Following on from the success of their beer delivery service, the brothers are anxious to get their take-out food delivery service fully back up and running too.
"We're trying to get the chefs back working," says David-Owen.
He recalls that week in March when the world changed, perhaps forever. "It was quite tough. Initially, we were trying to figure out a way to keep working that was safe for ourselves and for our customers.
"Everyone was a little bit scared. The weekend before Paddy's Day, we decided to nip it in the bud and close. We thought it was only going to be a couple of weeks, but now here we are, coming into June. At the time, the Government followed the advice they were given and fair play to them.
"It just had to be done, I suppose. But it's going to be a whole new landscape for us going forward."
Proposals for the reopening of pubs include strict protocols for staff and customers, including confining the number of people at a table to six, no more than four people per 10 square-metres and compulsory handwashing every 30 minutes.
That, I suggest, seems to require a level of cooperation one would not normally expect with people enjoying a few drinks at the end of a long week's work. But Ed is positive about the future.
"Before we went into lockdown, we had to put measures in place that were quite strict and difficult to police," he recalls. "But, in general, people behaved very responsibly. I hope the same would be the case going forward."
Technically, the brothers are either supposed to return and collect the glass or take an equivalent pint glass from my house.

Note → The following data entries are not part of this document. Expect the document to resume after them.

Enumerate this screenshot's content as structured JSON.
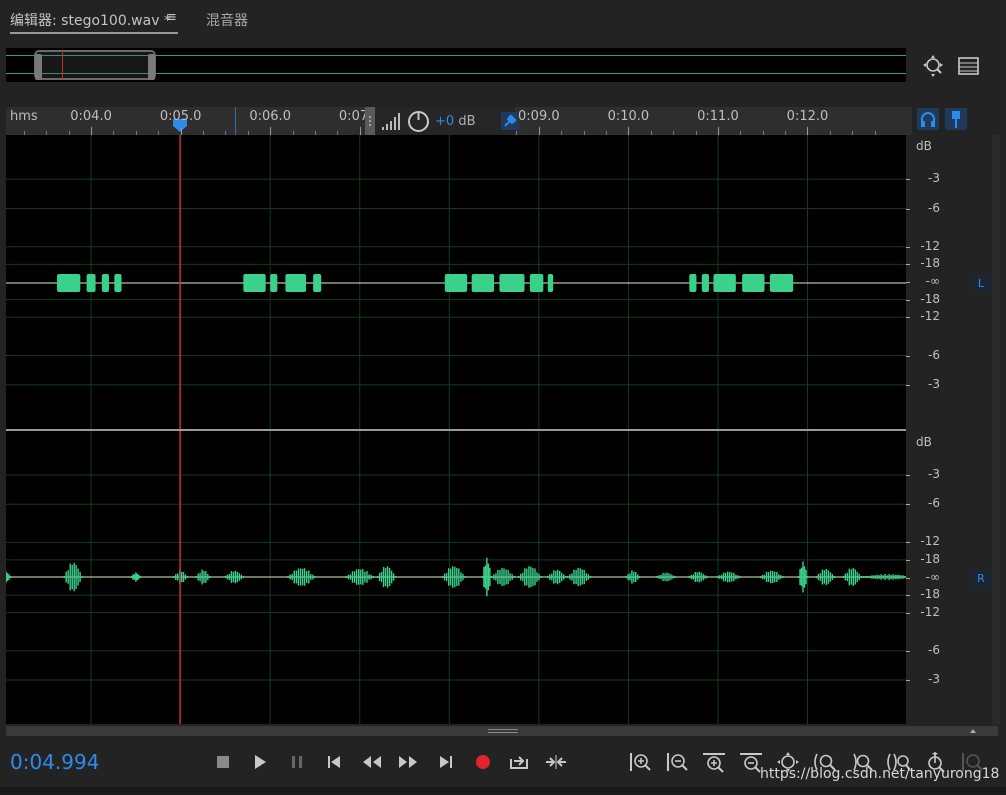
{
  "tabs": {
    "editor_label": "编辑器: stego100.wav *",
    "menu_icon": "≡",
    "mixer_label": "混音器"
  },
  "ruler": {
    "unit_label": "hms",
    "ticks": [
      "0:04.0",
      "0:05.0",
      "0:06.0",
      "0:07.0",
      "0:08.0",
      "0:09.0",
      "0:10.0",
      "0:11.0",
      "0:12.0"
    ]
  },
  "hud": {
    "gain_value": "+0",
    "gain_unit": "dB"
  },
  "db_scale": {
    "unit": "dB",
    "labels": [
      "-3",
      "-6",
      "-12",
      "-18",
      "-∞",
      "-18",
      "-12",
      "-6",
      "-3"
    ]
  },
  "channels": {
    "left_badge": "L",
    "right_badge": "R"
  },
  "transport": {
    "timecode": "0:04.994"
  },
  "watermark": "https://blog.csdn.net/tanyurong18",
  "colors": {
    "waveform": "#3ad28a",
    "playhead": "#c03030",
    "accent": "#2d8ceb",
    "record": "#e0242a"
  },
  "icons": {
    "zoom_tool": "zoom-tool-icon",
    "view_toggle": "spectral-view-icon",
    "headphone": "headphone-icon",
    "marker": "marker-icon",
    "pin": "pin-icon",
    "gain_knob": "gain-knob-icon",
    "stop": "stop-icon",
    "play": "play-icon",
    "pause": "pause-icon",
    "goto_start": "skip-to-start-icon",
    "rewind": "rewind-icon",
    "fast_forward": "fast-forward-icon",
    "goto_end": "skip-to-end-icon",
    "record": "record-icon",
    "loop": "loop-icon",
    "skip_selection": "skip-selection-icon"
  },
  "waveform": {
    "left_blocks_sec": [
      [
        3.62,
        3.88
      ],
      [
        3.95,
        4.05
      ],
      [
        4.12,
        4.2
      ],
      [
        4.26,
        4.34
      ],
      [
        5.7,
        5.95
      ],
      [
        6.0,
        6.08
      ],
      [
        6.17,
        6.4
      ],
      [
        6.48,
        6.57
      ],
      [
        7.95,
        8.2
      ],
      [
        8.25,
        8.5
      ],
      [
        8.56,
        8.84
      ],
      [
        8.9,
        9.05
      ],
      [
        9.1,
        9.16
      ],
      [
        10.68,
        10.76
      ],
      [
        10.82,
        10.9
      ],
      [
        10.95,
        11.2
      ],
      [
        11.27,
        11.52
      ],
      [
        11.58,
        11.84
      ]
    ],
    "right_bursts_sec": [
      [
        3.05,
        0.1,
        6
      ],
      [
        3.8,
        0.2,
        16
      ],
      [
        4.5,
        0.1,
        5
      ],
      [
        5.0,
        0.15,
        7
      ],
      [
        5.25,
        0.15,
        8
      ],
      [
        5.6,
        0.2,
        7
      ],
      [
        6.35,
        0.3,
        10
      ],
      [
        7.0,
        0.3,
        9
      ],
      [
        7.3,
        0.2,
        12
      ],
      [
        8.05,
        0.25,
        12
      ],
      [
        8.42,
        0.1,
        20
      ],
      [
        8.6,
        0.25,
        10
      ],
      [
        8.9,
        0.25,
        12
      ],
      [
        9.2,
        0.2,
        8
      ],
      [
        9.45,
        0.25,
        10
      ],
      [
        10.05,
        0.15,
        7
      ],
      [
        10.42,
        0.2,
        5
      ],
      [
        10.78,
        0.2,
        6
      ],
      [
        11.12,
        0.25,
        6
      ],
      [
        11.6,
        0.25,
        7
      ],
      [
        11.95,
        0.1,
        16
      ],
      [
        12.2,
        0.2,
        9
      ],
      [
        12.5,
        0.2,
        10
      ],
      [
        12.9,
        0.6,
        3
      ]
    ]
  },
  "time_axis": {
    "start_sec": 3.05,
    "end_sec": 13.1
  }
}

But when they learn I haven't any pint glasses, they tell me I can keep it, on the house.
Patrick and I retreat to the back garden where we sip our beers in the sunshine. Ordering pints on wheels is a fun treat; it's a great way to help out local businesses who may be struggling during lockdown and it may even get the neighbours talking.
But if one or two beers (alcoholic or non-alcoholic) is not enough, you might be best off sticking with the off-licence for your next big session.